When Jesus went outside, the Pharisees and the teachers of the law began to oppose him fiercely and to besiege him with questions, waiting to catch him in something he might say.
In the New Testament Book of Matthew, we read that Jesus, simply beckoned people to ‘come’ to him for true rest:
Jesus Gives True Rest
At that time Jesus said, “I praise you, Father, Lord of heaven and earth, because you have hidden these things from the wise and learned, and revealed them to little children. Yes, Father, for this is what you were pleased to do.
“All things have been committed to me by my Father. No one knows the Son except the Father, and no one knows the Father except the Son and those to whom the Son chooses to reveal him.
“Come to me, all you who are weary and burdened, and I will give you rest. Take my yoke upon you and learn from me, for I am gentle and humble in heart, and you will find rest for your souls. For my yoke is easy and my burden is light.”
Jesus clarified that he would give those who came to him the rest that they needed. He assured them that they could learn from him since he was both gentle and humble in heart. This draw toward his gentle and humble heart would certainly be unique to any other standing invitation out there. No other appeal would even come close to this one. It was, and always has been, the best option.
Though we instinctively know that ‘in this life we shall have tribulations,’ most of us did not factor in that some of our troubles would be found in the place of worship, in the place of Christian community, and under the watch care of church leaders.
Now that you can identify with so many others who have been wounded in the church by church leadership, you realize that you are not alone. You can take comfort in this fact.
You can also take comfort in the fact that God is with you and that he will refresh you while you pass through the desert situation that you may now be facing.
Be assured that others have been through this barren place, that there is comfort in a Christian community that cares, and that you won’t always feel as low as you might be feeling right now.
Jesus is there with you and can carry you when your strength is weak.

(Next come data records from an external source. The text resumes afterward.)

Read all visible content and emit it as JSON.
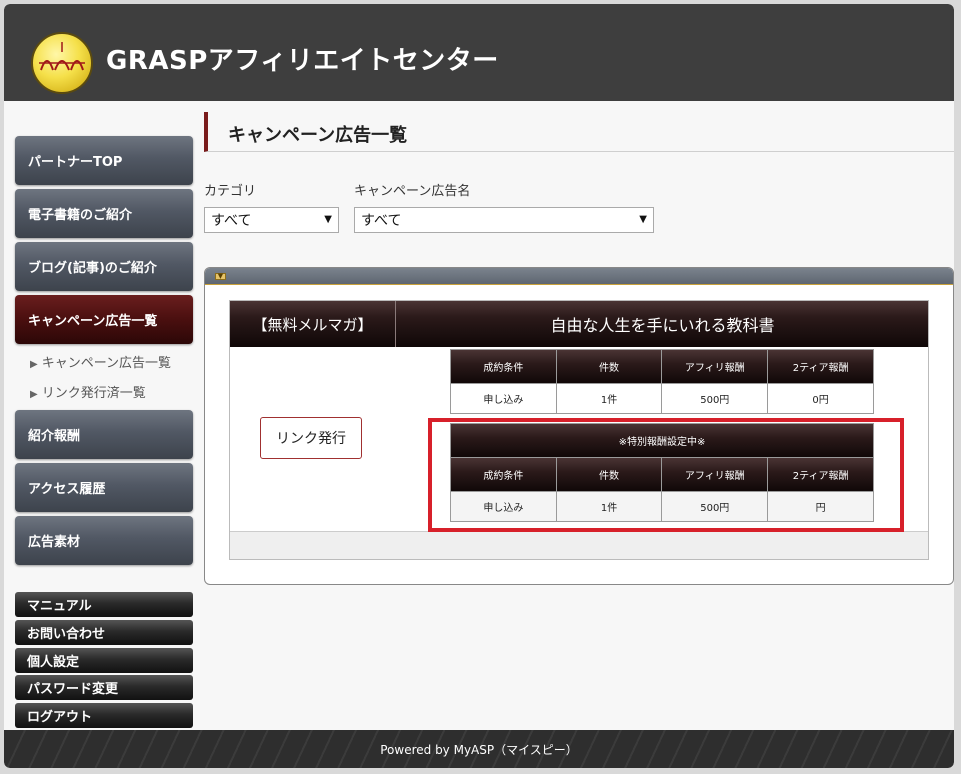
{
  "header": {
    "title": "GRASPアフィリエイトセンター"
  },
  "sidebar": {
    "items": [
      {
        "label": "パートナーTOP"
      },
      {
        "label": "電子書籍のご紹介"
      },
      {
        "label": "ブログ(記事)のご紹介"
      },
      {
        "label": "キャンペーン広告一覧"
      },
      {
        "label": "紹介報酬"
      },
      {
        "label": "アクセス履歴"
      },
      {
        "label": "広告素材"
      }
    ],
    "subitems": [
      {
        "label": "キャンペーン広告一覧"
      },
      {
        "label": "リンク発行済一覧"
      }
    ],
    "utilities": [
      {
        "label": "マニュアル"
      },
      {
        "label": "お問い合わせ"
      },
      {
        "label": "個人設定"
      },
      {
        "label": "パスワード変更"
      },
      {
        "label": "ログアウト"
      }
    ]
  },
  "main": {
    "page_title": "キャンペーン広告一覧",
    "filters": {
      "category_label": "カテゴリ",
      "category_value": "すべて",
      "campaign_label": "キャンペーン広告名",
      "campaign_value": "すべて"
    },
    "campaign": {
      "category": "【無料メルマガ】",
      "title": "自由な人生を手にいれる教科書",
      "link_button": "リンク発行",
      "reward_table": {
        "headers": [
          "成約条件",
          "件数",
          "アフィリ報酬",
          "2ティア報酬"
        ],
        "row": [
          "申し込み",
          "1件",
          "500円",
          "0円"
        ]
      },
      "special_table": {
        "notice": "※特別報酬設定中※",
        "headers": [
          "成約条件",
          "件数",
          "アフィリ報酬",
          "2ティア報酬"
        ],
        "row": [
          "申し込み",
          "1件",
          "500円",
          "円"
        ]
      }
    }
  },
  "footer": {
    "text": "Powered by MyASP（マイスピー）"
  },
  "colors": {
    "header_bg": "#3e3e3e",
    "active_nav": "#4a0f0f",
    "highlight_border": "#d7202a"
  }
}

There are brothers and sisters of common faith who can help you and remind you that God gives rest to the weary and refreshment during the desert times of life.
* * * * *

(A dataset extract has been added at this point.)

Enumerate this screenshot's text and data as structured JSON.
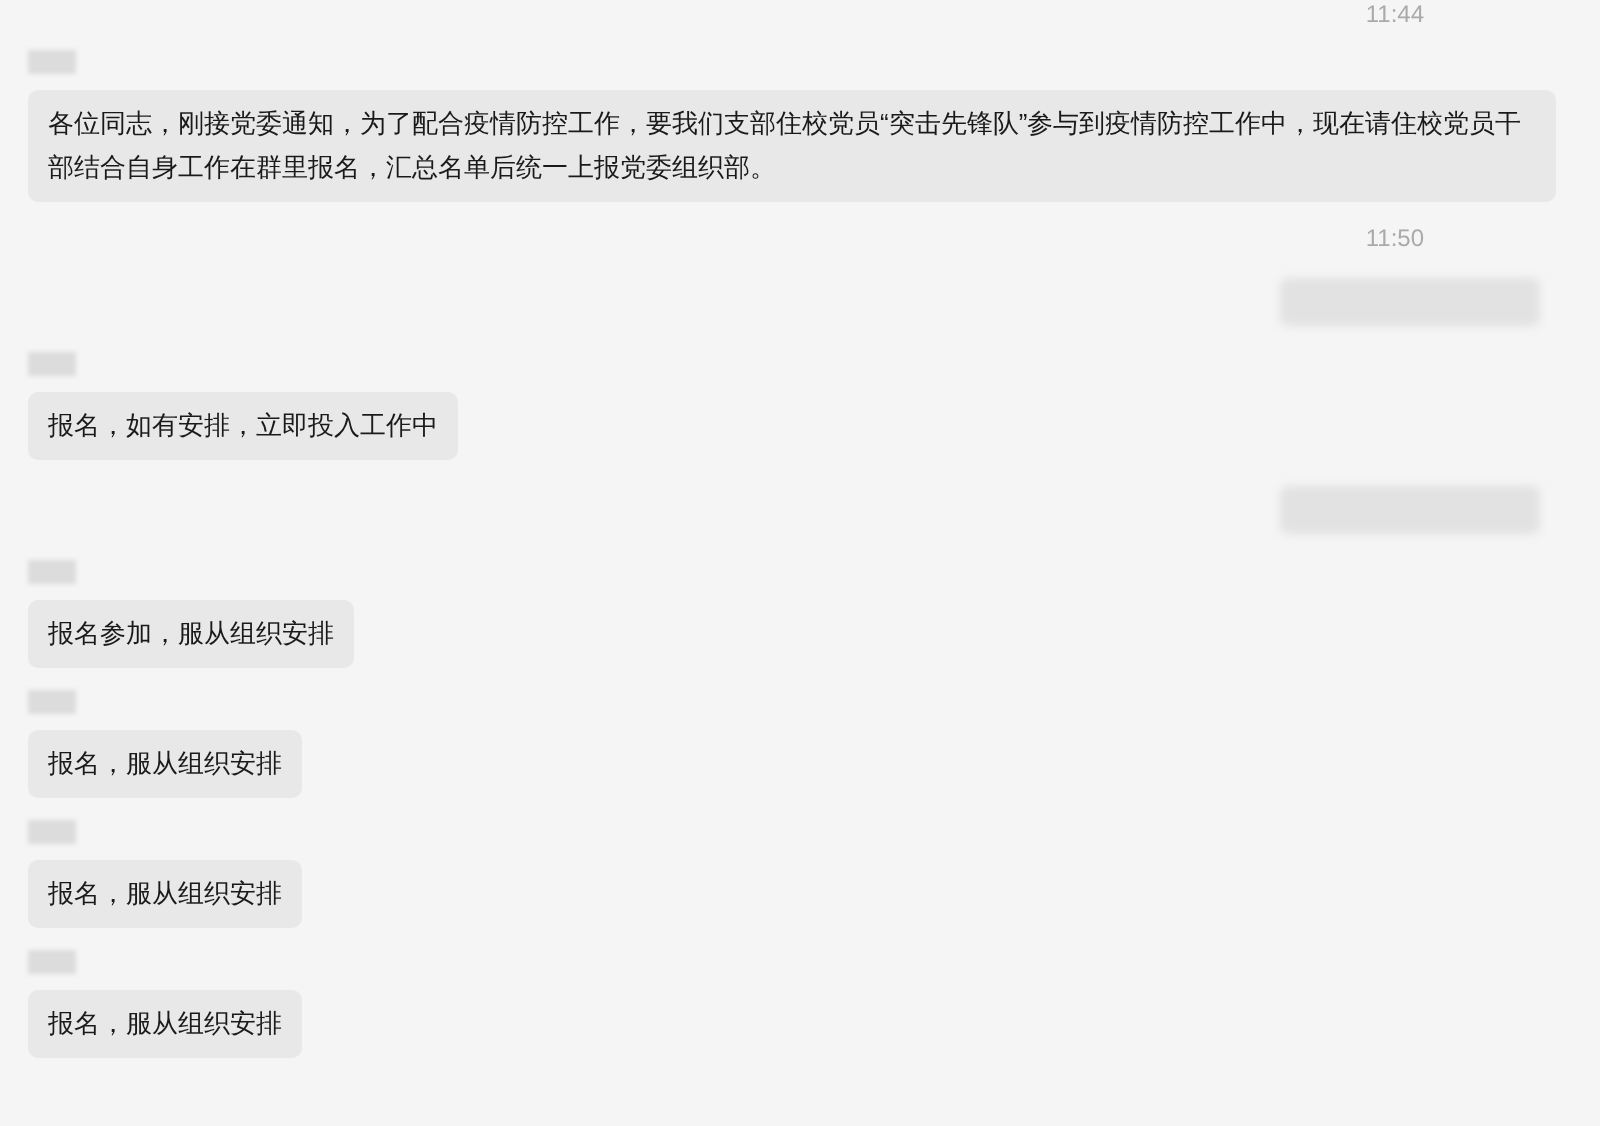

For Further Reflection
While reading the Book of Isaiah recently, I came across a rather unknown passage that caught my attention. See what you think.
Who among you fears the Lord
and obeys the word of his servant?
Let the one who walks in the dark,
who has no light,
trust in the name of the Lord
and rely on their God.
Considering the fact that we understand God to dwell in incomparable light and that Jesus said: “I am the light of the world,” one could ponder what this passage about walking and trusting God in the darkness, with no light, might mean.
What it speaks to me is that even though someone may experience that they are walking in the dark, they should quietly continue to trust in God. The message seems to be that: it is far better to trust God in the dark when there is no visible light to guide them, than to be in danger of lighting a man-made torch in order to try to see things better.
This can be an encouraging message to those who feel devastated by spiritual abuse and seem to be in a very dark place spiritually. The encouragement is to trust in God even in the dark because he, alone, is reliable.
In Isaiah 42:15-16 in The Message, we find this encouraging passage for those who feel that they don’t know the way:
But I’ll take the hand of those who don’t know the way,
who can’t see where they’re going.
I’ll be a personal guide to them,
directing them through unknown country.
I’ll be right there to show them what roads to take,
make sure they don’t fall into the ditch.
These are the things I’ll be doing for them–
sticking with them, not leaving them for a minute.
Isaiah 42:15-16 The Message
* * * * *
I would love to have your feedback on this passage.
What does it mean to you?
How does it speak to you in your present situation?
If you have some thoughts, email me at:
* * * * *
© 2013 Barb Orlowski, D.Min.